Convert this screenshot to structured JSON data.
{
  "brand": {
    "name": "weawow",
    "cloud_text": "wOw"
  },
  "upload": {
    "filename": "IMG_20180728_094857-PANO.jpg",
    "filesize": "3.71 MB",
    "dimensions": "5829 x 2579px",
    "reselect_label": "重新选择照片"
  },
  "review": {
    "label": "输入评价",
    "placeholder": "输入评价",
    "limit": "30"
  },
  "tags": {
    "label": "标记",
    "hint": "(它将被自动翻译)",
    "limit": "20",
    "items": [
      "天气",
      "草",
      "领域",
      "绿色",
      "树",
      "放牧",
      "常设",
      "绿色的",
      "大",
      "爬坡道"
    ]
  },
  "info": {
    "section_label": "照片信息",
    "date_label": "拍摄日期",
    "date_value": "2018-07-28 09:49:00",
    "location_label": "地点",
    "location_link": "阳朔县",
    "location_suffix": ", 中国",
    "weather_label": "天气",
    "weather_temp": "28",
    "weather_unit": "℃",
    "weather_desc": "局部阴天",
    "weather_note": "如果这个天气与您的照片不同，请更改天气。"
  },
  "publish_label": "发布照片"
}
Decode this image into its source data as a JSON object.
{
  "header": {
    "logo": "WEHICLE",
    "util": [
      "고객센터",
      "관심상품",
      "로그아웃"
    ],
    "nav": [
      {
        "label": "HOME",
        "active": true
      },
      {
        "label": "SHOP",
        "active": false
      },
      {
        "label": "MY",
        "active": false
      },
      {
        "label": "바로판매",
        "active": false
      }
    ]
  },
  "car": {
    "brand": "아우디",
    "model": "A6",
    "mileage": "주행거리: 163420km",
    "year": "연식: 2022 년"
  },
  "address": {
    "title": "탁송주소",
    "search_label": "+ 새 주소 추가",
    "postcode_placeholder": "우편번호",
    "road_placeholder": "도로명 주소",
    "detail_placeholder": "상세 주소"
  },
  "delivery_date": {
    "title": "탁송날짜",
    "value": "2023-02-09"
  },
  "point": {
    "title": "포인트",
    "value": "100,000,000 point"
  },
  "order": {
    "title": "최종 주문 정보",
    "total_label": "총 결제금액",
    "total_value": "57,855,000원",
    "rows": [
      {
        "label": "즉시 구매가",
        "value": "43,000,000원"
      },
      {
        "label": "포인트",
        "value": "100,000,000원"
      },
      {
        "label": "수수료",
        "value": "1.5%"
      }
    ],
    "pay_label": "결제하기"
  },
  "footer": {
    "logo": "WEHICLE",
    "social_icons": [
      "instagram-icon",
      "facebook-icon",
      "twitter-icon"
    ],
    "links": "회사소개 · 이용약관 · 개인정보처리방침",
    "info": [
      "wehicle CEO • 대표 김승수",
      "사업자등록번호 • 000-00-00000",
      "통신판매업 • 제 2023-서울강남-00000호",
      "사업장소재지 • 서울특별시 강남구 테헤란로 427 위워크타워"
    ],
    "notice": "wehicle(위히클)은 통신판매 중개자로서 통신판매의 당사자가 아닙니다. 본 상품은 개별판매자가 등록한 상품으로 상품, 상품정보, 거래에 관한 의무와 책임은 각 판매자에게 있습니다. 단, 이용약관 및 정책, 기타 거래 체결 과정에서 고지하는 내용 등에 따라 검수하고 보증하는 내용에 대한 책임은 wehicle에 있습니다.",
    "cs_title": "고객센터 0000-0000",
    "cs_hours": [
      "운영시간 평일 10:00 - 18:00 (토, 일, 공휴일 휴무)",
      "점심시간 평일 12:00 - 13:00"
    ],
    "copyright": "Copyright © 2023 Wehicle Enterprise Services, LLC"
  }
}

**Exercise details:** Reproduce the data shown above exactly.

**Task output:**
Convert this screenshot to structured JSON data.
{
  "brand": {
    "name": "weawow",
    "cloud_text": "wOw"
  },
  "upload": {
    "filename": "IMG_20180728_094857-PANO.jpg",
    "filesize": "3.71 MB",
    "dimensions": "5829 x 2579px",
    "reselect_label": "重新选择照片"
  },
  "review": {
    "label": "输入评价",
    "placeholder": "输入评价",
    "limit": "30"
  },
  "tags": {
    "label": "标记",
    "hint": "(它将被自动翻译)",
    "limit": "20",
    "items": [
      "天气",
      "草",
      "领域",
      "绿色",
      "树",
      "放牧",
      "常设",
      "绿色的",
      "大",
      "爬坡道"
    ]
  },
  "info": {
    "section_label": "照片信息",
    "date_label": "拍摄日期",
    "date_value": "2018-07-28 09:49:00",
    "location_label": "地点",
    "location_link": "阳朔县",
    "location_suffix": ", 中国",
    "weather_label": "天气",
    "weather_temp": "28",
    "weather_unit": "℃",
    "weather_desc": "局部阴天",
    "weather_note": "如果这个天气与您的照片不同，请更改天气。"
  },
  "publish_label": "发布照片"
}
Decode this image into its source data as a JSON object.
{
  "header": {
    "logo": "WEHICLE",
    "util": [
      "고객센터",
      "관심상품",
      "로그아웃"
    ],
    "nav": [
      {
        "label": "HOME",
        "active": true
      },
      {
        "label": "SHOP",
        "active": false
      },
      {
        "label": "MY",
        "active": false
      },
      {
        "label": "바로판매",
        "active": false
      }
    ]
  },
  "car": {
    "brand": "아우디",
    "model": "A6",
    "mileage": "주행거리: 163420km",
    "year": "연식: 2022 년"
  },
  "address": {
    "title": "탁송주소",
    "search_label": "+ 새 주소 추가",
    "postcode_placeholder": "우편번호",
    "road_placeholder": "도로명 주소",
    "detail_placeholder": "상세 주소"
  },
  "delivery_date": {
    "title": "탁송날짜",
    "value": "2023-02-09"
  },
  "point": {
    "title": "포인트",
    "value": "100,000,000 point"
  },
  "order": {
    "title": "최종 주문 정보",
    "total_label": "총 결제금액",
    "total_value": "57,855,000원",
    "rows": [
      {
        "label": "즉시 구매가",
        "value": "43,000,000원"
      },
      {
        "label": "포인트",
        "value": "100,000,000원"
      },
      {
        "label": "수수료",
        "value": "1.5%"
      }
    ],
    "pay_label": "결제하기"
  },
  "footer": {
    "logo": "WEHICLE",
    "social_icons": [
      "instagram-icon",
      "facebook-icon",
      "twitter-icon"
    ],
    "links": "회사소개 · 이용약관 · 개인정보처리방침",
    "info": [
      "wehicle CEO • 대표 김승수",
      "사업자등록번호 • 000-00-00000",
      "통신판매업 • 제 2023-서울강남-00000호",
      "사업장소재지 • 서울특별시 강남구 테헤란로 427 위워크타워"
    ],
    "notice": "wehicle(위히클)은 통신판매 중개자로서 통신판매의 당사자가 아닙니다. 본 상품은 개별판매자가 등록한 상품으로 상품, 상품정보, 거래에 관한 의무와 책임은 각 판매자에게 있습니다. 단, 이용약관 및 정책, 기타 거래 체결 과정에서 고지하는 내용 등에 따라 검수하고 보증하는 내용에 대한 책임은 wehicle에 있습니다.",
    "cs_title": "고객센터 0000-0000",
    "cs_hours": [
      "운영시간 평일 10:00 - 18:00 (토, 일, 공휴일 휴무)",
      "점심시간 평일 12:00 - 13:00"
    ],
    "copyright": "Copyright © 2023 Wehicle Enterprise Services, LLC"
  }
}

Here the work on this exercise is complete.